These are perfect for getting started as they logically categorise files and most software will default to these locations when listing files to open or choosing where to save to. 

Step 2: create subfolders

Create new folders (or subfolders) within these top-level ones to logically fit your needs. For example, I have a folder entitled ‘Family History’ and within that folder are others such as:

  • BMD Documents
  • Census Returns
  • Military Documents
  • Newspapers
  • Photos

Add more subfolders as needed, but having too many folders can be confusing so strike a balance between structure and usability. Using clear and unambiguous folder names helps in easily finding things again later.

Step 3: merge folders

Merge any folders you find which are serving the same purpose and remove any duplicate files. Select all the files from the folder you wish to remove (Ctrl A / Cmd A) and drag or Copy / Cut + Paste into the folder you are keeping.

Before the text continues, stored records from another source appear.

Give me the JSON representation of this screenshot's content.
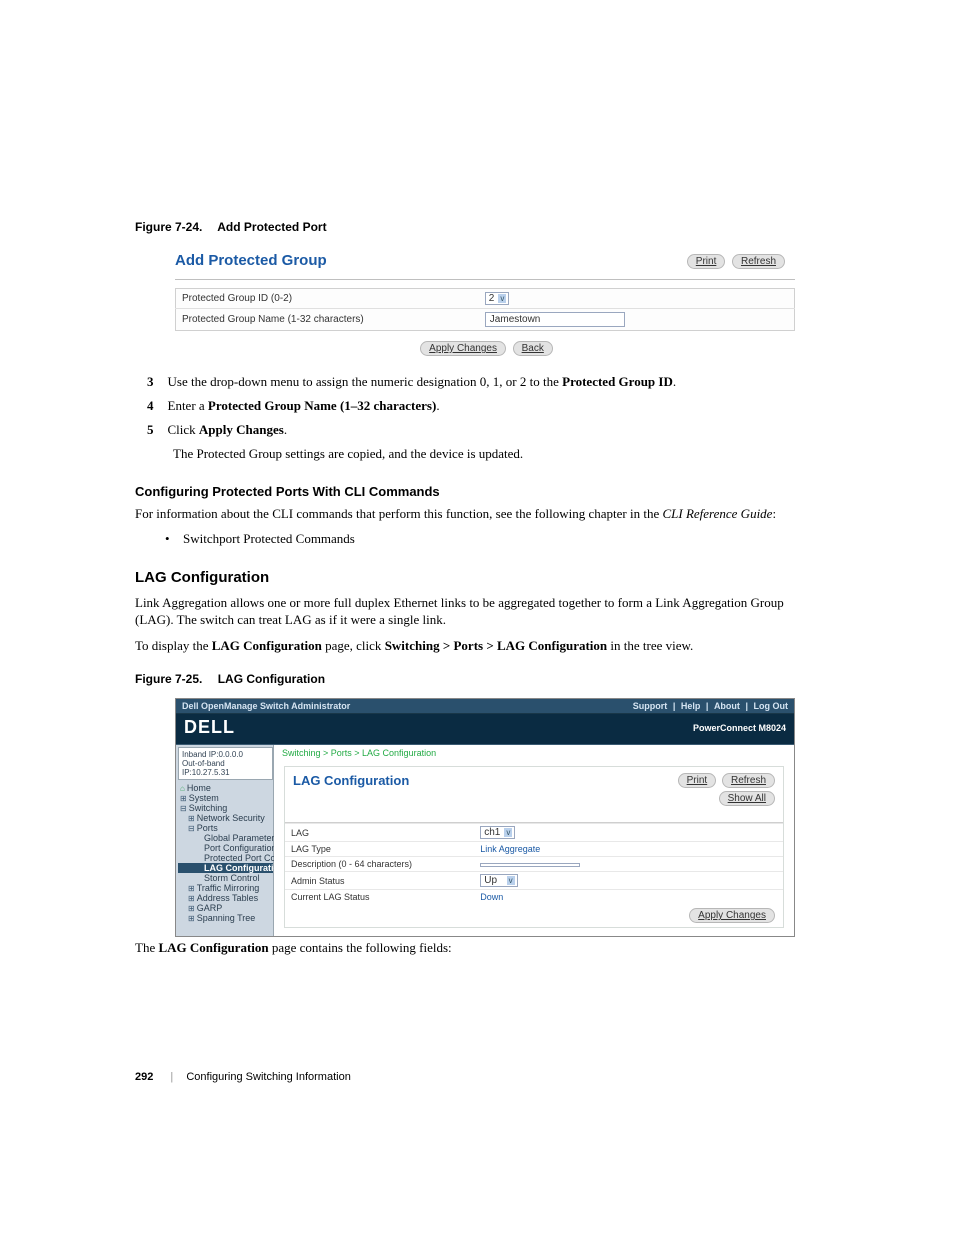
{
  "fig724": {
    "caption_num": "Figure 7-24.",
    "caption_title": "Add Protected Port",
    "panel_title": "Add Protected Group",
    "btn_print": "Print",
    "btn_refresh": "Refresh",
    "row1_label": "Protected Group ID (0-2)",
    "row1_value": "2",
    "row2_label": "Protected Group Name (1-32 characters)",
    "row2_value": "Jamestown",
    "btn_apply": "Apply Changes",
    "btn_back": "Back"
  },
  "steps": {
    "s3_num": "3",
    "s3_text_a": "Use the drop-down menu to assign the numeric designation 0, 1, or 2 to the ",
    "s3_text_b": "Protected Group ID",
    "s3_text_c": ".",
    "s4_num": "4",
    "s4_text_a": "Enter a ",
    "s4_text_b": "Protected Group Name (1–32 characters)",
    "s4_text_c": ".",
    "s5_num": "5",
    "s5_text_a": "Click ",
    "s5_text_b": "Apply Changes",
    "s5_text_c": ".",
    "s5_result": "The Protected Group settings are copied, and the device is updated."
  },
  "cli": {
    "heading": "Configuring Protected Ports With CLI Commands",
    "para_a": "For information about the CLI commands that perform this function, see the following chapter in the ",
    "para_b": "CLI Reference Guide",
    "para_c": ":",
    "bullet": "Switchport Protected Commands"
  },
  "lag": {
    "heading": "LAG Configuration",
    "para1": "Link Aggregation allows one or more full duplex Ethernet links to be aggregated together to form a Link Aggregation Group (LAG). The switch can treat LAG as if it were a single link.",
    "para2_a": "To display the ",
    "para2_b": "LAG Configuration",
    "para2_c": " page, click ",
    "para2_d": "Switching > Ports > LAG Configuration",
    "para2_e": " in the tree view."
  },
  "fig725": {
    "caption_num": "Figure 7-25.",
    "caption_title": "LAG Configuration",
    "appbar_title": "Dell OpenManage Switch Administrator",
    "link_support": "Support",
    "link_help": "Help",
    "link_about": "About",
    "link_logout": "Log Out",
    "brand": "DELL",
    "product": "PowerConnect M8024",
    "ip1": "Inband IP:0.0.0.0",
    "ip2": "Out-of-band IP:10.27.5.31",
    "tree": {
      "home": "Home",
      "system": "System",
      "switching": "Switching",
      "netsec": "Network Security",
      "ports": "Ports",
      "global": "Global Parameters",
      "portconf": "Port Configuration",
      "protport": "Protected Port Conf",
      "lagconf": "LAG Configuration",
      "storm": "Storm Control",
      "traffic": "Traffic Mirroring",
      "addr": "Address Tables",
      "garp": "GARP",
      "span": "Spanning Tree"
    },
    "breadcrumb": "Switching > Ports > LAG Configuration",
    "panel_title": "LAG Configuration",
    "btn_print": "Print",
    "btn_refresh": "Refresh",
    "btn_showall": "Show All",
    "row_lag_label": "LAG",
    "row_lag_value": "ch1",
    "row_type_label": "LAG Type",
    "row_type_value": "Link Aggregate",
    "row_desc_label": "Description (0 - 64 characters)",
    "row_desc_value": "",
    "row_admin_label": "Admin Status",
    "row_admin_value": "Up",
    "row_cur_label": "Current LAG Status",
    "row_cur_value": "Down",
    "btn_apply": "Apply Changes",
    "after_a": "The ",
    "after_b": "LAG Configuration",
    "after_c": " page contains the following fields:"
  },
  "footer": {
    "page": "292",
    "chapter": "Configuring Switching Information"
  }
}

If any files have the same name – either because you saved twice to different locations or named different things the same – select to ‘Keep Both’ and check them manually.

Step 4: tidy up that desktop!

The desktop and downloads differ in that they are intended as temporary storage. There’s nothing worse than seeing a cluttered PC desktop, full of files in no particular order, some important, some redundant as not only is it distracting, there’s an increased chance of losing something important and it even impacts the performance of your computer.

The perfect analogy is a clear workspace versus one piled high with papers and books.

Step 5: dealing with the downloads folder

The Downloads folder is usually the busiest one on a computer, being the default destination for internet downloads with an uncategorised jumble of family history scans, restaurant menus, Facebook photos, funny cat videos and the like. Move anything you wish to keep to the appropriate folder and delete the rest. 

Step 6: files in the cloud

Cloud storage services such as Dropbox or Microsoft’s OneDrive offer the benefit of automatic data backup and the means to access your important files from anywhere. Any files placed in the cloud folder will be copied to the cloud server, but in all other ways, it should be treated the same as the Documents folder.

Extracted from an in-depth article by Paul Carter on organising your family history in the October issue of Family Tree. Get your copy here.